Skipper Eoin Firtear - who the MCIB described as having "limited sea-going experience" - and his five passengers were rescued by passenger ferry. All sheep were jettisoned overboard, with 18 eventually recovered.
The report reminded that the carriage of livestock should only be undertaken in appropriately certified vessels.
- Marine Casualty Investigation Board
- Lady Linda
- Ronan Browne
- David Gilsenan
- lobster pots
- wave height
- Personal Flotation Devices
- Code of Practice
- Co Kerry
- Claire Buoyant
- Beginish Island
- Eoin Firtear
Three organisations representing international cruise lines have agreed that the 'muster drill' - which is currently conducted within 24 hours of setting sail as per maritime law - must now be held before departure from any port.
The move comes after reports that hundreds of passengers who had boarded the stricken vessel hours before it ran aground off the western Italian coast had not yet had any kind of safety instruction.
Muster drills, whereby passengers are shown how to put on lifejackets and directed to exits, are already common practice in the industry.
As previously reported on Afloat.ie, an Irish couple were among thousands rescued from the Costa Concordia after the incident on Friday 13 January. At least 32 people are believed to have died in the disaster, with 15 recorded passengers still missing.
The Guardian has more on the story HERE.
Séamus Moore (52) and his wife Carol (50) from Clonmel were greeted by their three children at Dublin Airport yesterday, just two days after the Costa Concordia struck a sandbank and capsized off Tuscany.
“It was a difficult experience but at the end of the day it worked out very well for most people," Carol told The Irish Times. "It’s really, really a relief to be home.”
Commenting on the events of Friday night, Séamus likened their experiences on the sinking cruise ship to the film Titanic.
“When we were sitting on the side of the ship I said to her ‘now we know what Leonardo DiCaprio and Kate Winslett felt like’ and she said ‘well at least Kate lived’."
As the boat listed, it also struck Séamus that while "everything was crashing one way, then the next, the one thing I did notice is that the piano player kept playing."
The couple were removed from the ship by lifeboat in the early hours of Saturday and looked after by the staff at the Irish Embassy in Rome before their return.
They were among some 4,000 passengers on the cruise ship, most of whom were rescued within hours of the incident.
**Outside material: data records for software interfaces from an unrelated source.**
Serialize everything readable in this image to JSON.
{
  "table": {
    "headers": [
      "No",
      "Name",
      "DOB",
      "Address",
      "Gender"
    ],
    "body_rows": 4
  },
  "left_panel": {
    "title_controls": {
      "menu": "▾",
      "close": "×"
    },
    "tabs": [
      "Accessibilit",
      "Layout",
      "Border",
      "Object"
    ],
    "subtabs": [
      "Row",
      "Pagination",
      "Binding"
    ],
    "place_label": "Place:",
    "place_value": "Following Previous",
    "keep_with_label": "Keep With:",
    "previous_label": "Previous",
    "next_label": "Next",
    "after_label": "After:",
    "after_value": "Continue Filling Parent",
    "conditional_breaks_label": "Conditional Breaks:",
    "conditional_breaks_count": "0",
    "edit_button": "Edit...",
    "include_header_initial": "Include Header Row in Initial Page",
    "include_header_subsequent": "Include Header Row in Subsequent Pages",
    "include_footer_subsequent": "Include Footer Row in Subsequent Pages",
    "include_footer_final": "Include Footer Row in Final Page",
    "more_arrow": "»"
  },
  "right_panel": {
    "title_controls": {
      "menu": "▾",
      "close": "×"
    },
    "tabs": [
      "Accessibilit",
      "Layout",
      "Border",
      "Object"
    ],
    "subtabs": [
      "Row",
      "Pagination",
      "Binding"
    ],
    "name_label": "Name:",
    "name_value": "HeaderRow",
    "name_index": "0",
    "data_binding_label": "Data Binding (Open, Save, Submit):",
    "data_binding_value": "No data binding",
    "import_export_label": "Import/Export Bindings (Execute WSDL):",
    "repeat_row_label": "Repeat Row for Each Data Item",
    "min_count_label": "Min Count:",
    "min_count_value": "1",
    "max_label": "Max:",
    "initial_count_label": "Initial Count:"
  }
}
Six people are confirmed dead following the disaster, with more than 60 injured and 16 people still missing.
The captain of the 114,500-tonne vessel was arrested on Saturday accused of manslaughter and of abandoning ship before all passengers and crew had been evaculated.
The Irish Times has more on the story HERE.
Three people are believed to have died, while 14 others were injured, after the Costa Concordia struck a sandbank and capsized off the Tuscan coastline in the Tyrrhenian Sea.
The vessel was carrying more than 4,000 passengers at the time, many of whom jumped into the water as panic set in after the ship hit a rock that tore a 150ft gash in the hull.
As of Saturday three bodies had been recovered from the sea, with at least three more feared drowned.
The Department of Foreign Affairs confirmed that an Irish couple on board are safe and well, and are receiving consular assistance. Many survivors are taking refuge on the small island of Giglio close to the incident.
The Irish Examiner has more on the story HERE.